When the sun goes down tonight, the world will be treated to the largest and brightest supermoon of the century. Here's how to get the best vantage point in Australia as well as some basic photography tips.
Yeah, yeah: we realise you can just poke your head outside to see tonight's supermoon. After all, it's the frigging moon. These tips are designed for people who want to get the very best results possible. Remember: there won't be another moon this big for almost 20 years so it's worth putting in some extra effort.
Bookmark for later: How To Watch November's Meteor Showers
Just what is a 'supermoon', anyway?
The moon on November 14 will be the largest we've seen since 1948 — and there won't be another one this big until 2034.
The optical effect is caused by the moon's elliptical orbit bringing it closer to the Earth. In layman's terms, this is known as a 'super moon' or even 'extra-super moon', due to its even larger appearance. Tonight's moon will appear up to 14% bigger and 30% brighter than other times of the year.
How do I watch the supermoon?
As astronomical events go, this one is pretty easy to watch: All you really have to do is head outside and look up. If the skies are clear in your area, the difference in size and brightness should be pretty obvious.
For best results, most astronomy buffs recommend heading to an east-facing beach or the top of a large hill or mountain (make sure there are uninterrupted views to the east!) Obviously, you should try to get there before dusk.
As with all celestial events, it pays to be away from bright city lights which have a tendency to pollute the night sky. Failing that, get on top of the highest building you can.
According to Perry Vlahos, the vice-president of the Astronomical Society of Victoria, the best vantage points in Sydney and Melbourne include Manly/Bondi and the western side of Port Phillip Bay, respectively.
Here are the best times to watch the moonrise, courtesy of ABC News:
- Sydney: 7:07pm AEDT
- Melbourne: 7:40pm AEDT
- Hobart: 7:38pm AEDT
- Adelaide: 7:32pm AEDT
- Brisbane: 5:51pm AEST
- Perth: 6:33pm AEST
- Darwin: 6:37pm AEST

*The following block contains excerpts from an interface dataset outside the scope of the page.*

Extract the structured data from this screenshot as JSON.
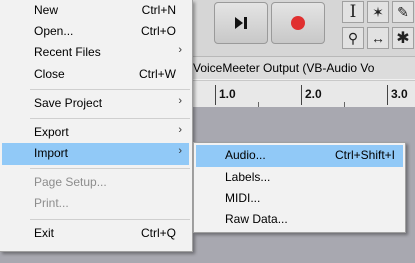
{
  "background": {
    "device_text": "VoiceMeeter Output (VB-Audio Vo",
    "ruler_labels": [
      "1.0",
      "2.0",
      "3.0"
    ]
  },
  "menu": {
    "items": [
      {
        "label": "New",
        "shortcut": "Ctrl+N"
      },
      {
        "label": "Open...",
        "shortcut": "Ctrl+O"
      },
      {
        "label": "Recent Files",
        "submenu": true
      },
      {
        "label": "Close",
        "shortcut": "Ctrl+W"
      },
      {
        "label": "Save Project",
        "submenu": true
      },
      {
        "label": "Export",
        "submenu": true
      },
      {
        "label": "Import",
        "submenu": true,
        "highlighted": true
      },
      {
        "label": "Page Setup...",
        "disabled": true
      },
      {
        "label": "Print...",
        "disabled": true
      },
      {
        "label": "Exit",
        "shortcut": "Ctrl+Q"
      }
    ],
    "submenu_arrow": "›"
  },
  "import_submenu": {
    "items": [
      {
        "label": "Audio...",
        "shortcut": "Ctrl+Shift+I",
        "highlighted": true
      },
      {
        "label": "Labels..."
      },
      {
        "label": "MIDI..."
      },
      {
        "label": "Raw Data..."
      }
    ]
  },
  "colors": {
    "highlight": "#91c9f7",
    "record_red": "#e03030",
    "disabled_text": "#8d8d8d"
  }
}
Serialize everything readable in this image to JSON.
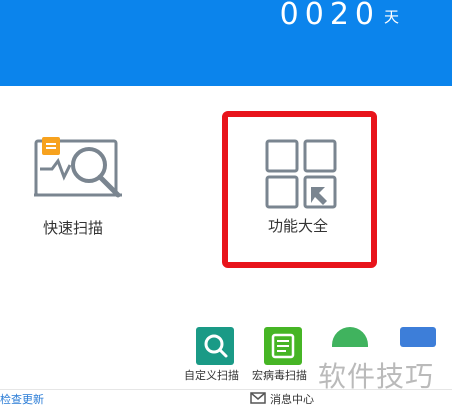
{
  "header": {
    "days_count": "0020",
    "days_unit": "天",
    "bg_color": "#0b84ec"
  },
  "tiles": {
    "quick_scan": {
      "label": "快速扫描",
      "icon": "magnifier-monitor-icon",
      "badge": "gift-badge-icon"
    },
    "function_all": {
      "label": "功能大全",
      "icon": "grid-arrow-icon",
      "highlight_color": "#e8141b"
    }
  },
  "tools": [
    {
      "label": "自定义扫描",
      "icon": "custom-scan-icon",
      "color": "#1a9a86"
    },
    {
      "label": "宏病毒扫描",
      "icon": "macro-virus-scan-icon",
      "color": "#46b525"
    },
    {
      "label": "",
      "icon": "tool-icon-green",
      "color": "#40b35e"
    },
    {
      "label": "",
      "icon": "tool-icon-blue",
      "color": "#3d7ed9"
    }
  ],
  "watermark": "软件技巧",
  "footer": {
    "update_link": "检查更新",
    "message_center": "消息中心"
  }
}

A note to Sydneysiders: the Bureau of Meteorology is forecasting low visibility tonight. Having just taken a peek outside I can confirm it's cloudy as buggery. BUT - the supermoon will be visible all night. With a bit of luck, things will clear up before midnight.
How to photograph tonight's supermoon
If you're after a great photo, set yourself up with a vantage point to the east and lower the exposure to bring out the details in the moon's surface. (You can find some in-depth tips here.)
I missed it! What now?
Trust it to be cloudy tonight. There'll be another supermoon on December 14 this year, albeit less large and bright. Better than nothing, we suppose.
It's cold out. Can't I just catch it on Youtube or something?
If you don't want to go outside, Slooh will be livestreaming the November moon with a discussion of the phenomenon, as well as the culture surrounding this particular full moon.
Anything else I should know about?
November is a stellar month for skywatchers: click here to find out about this month's meteor showers and other interesting astronomical events.